About this task:
Could you find every line in the records below that contains the word "icon" and copy it?

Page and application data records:
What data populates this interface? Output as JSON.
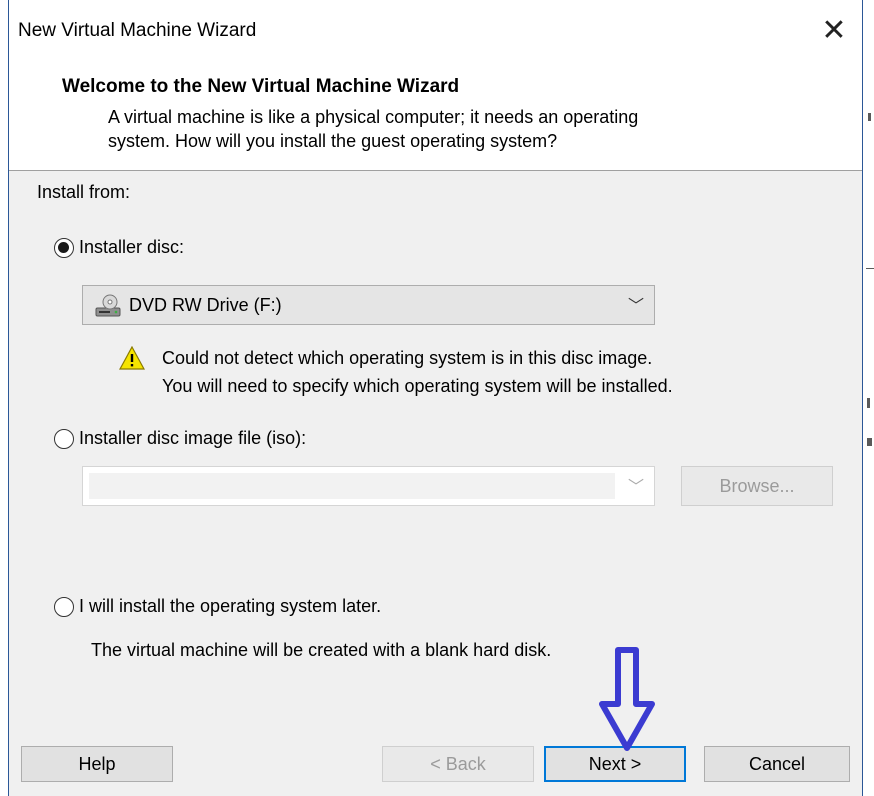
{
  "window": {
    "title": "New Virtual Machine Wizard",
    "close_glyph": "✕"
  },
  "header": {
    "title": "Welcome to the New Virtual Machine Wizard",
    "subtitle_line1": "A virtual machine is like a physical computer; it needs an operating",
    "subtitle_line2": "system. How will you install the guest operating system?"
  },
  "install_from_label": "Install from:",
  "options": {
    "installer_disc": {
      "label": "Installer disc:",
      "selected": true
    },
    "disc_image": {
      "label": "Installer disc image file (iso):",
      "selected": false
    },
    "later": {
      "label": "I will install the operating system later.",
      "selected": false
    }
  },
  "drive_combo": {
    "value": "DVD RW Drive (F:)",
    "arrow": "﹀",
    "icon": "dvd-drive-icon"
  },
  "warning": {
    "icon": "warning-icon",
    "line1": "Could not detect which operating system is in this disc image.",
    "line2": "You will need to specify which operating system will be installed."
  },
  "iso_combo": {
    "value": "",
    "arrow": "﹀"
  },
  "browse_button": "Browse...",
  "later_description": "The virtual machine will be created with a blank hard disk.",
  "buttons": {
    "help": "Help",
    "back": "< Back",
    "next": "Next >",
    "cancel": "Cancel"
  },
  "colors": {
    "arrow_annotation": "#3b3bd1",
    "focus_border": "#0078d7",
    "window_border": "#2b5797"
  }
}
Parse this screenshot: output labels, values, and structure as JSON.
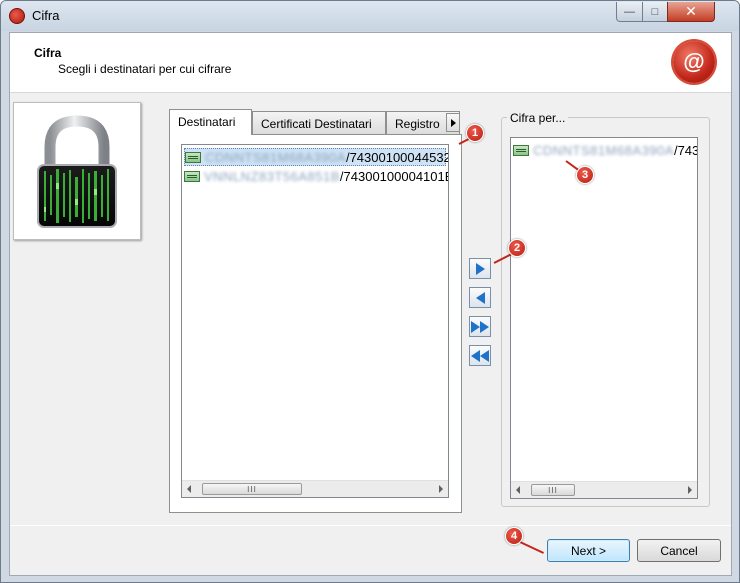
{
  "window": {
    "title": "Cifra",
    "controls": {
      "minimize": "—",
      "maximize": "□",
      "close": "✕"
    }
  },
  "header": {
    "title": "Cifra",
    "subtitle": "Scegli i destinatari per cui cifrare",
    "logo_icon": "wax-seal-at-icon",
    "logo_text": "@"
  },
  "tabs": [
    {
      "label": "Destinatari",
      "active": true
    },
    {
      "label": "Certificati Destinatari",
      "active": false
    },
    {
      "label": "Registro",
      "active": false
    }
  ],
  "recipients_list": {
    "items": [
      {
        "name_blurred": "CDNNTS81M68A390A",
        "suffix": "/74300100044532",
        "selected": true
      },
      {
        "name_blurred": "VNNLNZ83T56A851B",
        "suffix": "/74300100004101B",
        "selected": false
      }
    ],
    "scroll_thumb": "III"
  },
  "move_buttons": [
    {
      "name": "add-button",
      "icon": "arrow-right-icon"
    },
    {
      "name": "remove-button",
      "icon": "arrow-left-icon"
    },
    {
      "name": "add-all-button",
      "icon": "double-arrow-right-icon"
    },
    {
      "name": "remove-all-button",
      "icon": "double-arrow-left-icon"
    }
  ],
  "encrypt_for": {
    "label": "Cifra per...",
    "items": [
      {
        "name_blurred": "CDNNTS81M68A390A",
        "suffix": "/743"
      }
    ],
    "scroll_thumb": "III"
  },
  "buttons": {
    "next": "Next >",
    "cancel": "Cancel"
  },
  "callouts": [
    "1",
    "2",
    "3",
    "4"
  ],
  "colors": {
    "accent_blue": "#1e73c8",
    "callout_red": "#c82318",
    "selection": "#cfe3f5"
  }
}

Result of the task:
    "icon": "dvd-drive-icon"
    "icon": "warning-icon",
    "logo_icon": "wax-seal-at-icon",
      "icon": "arrow-right-icon"
      "icon": "arrow-left-icon"
      "icon": "double-arrow-right-icon"
      "icon": "double-arrow-left-icon"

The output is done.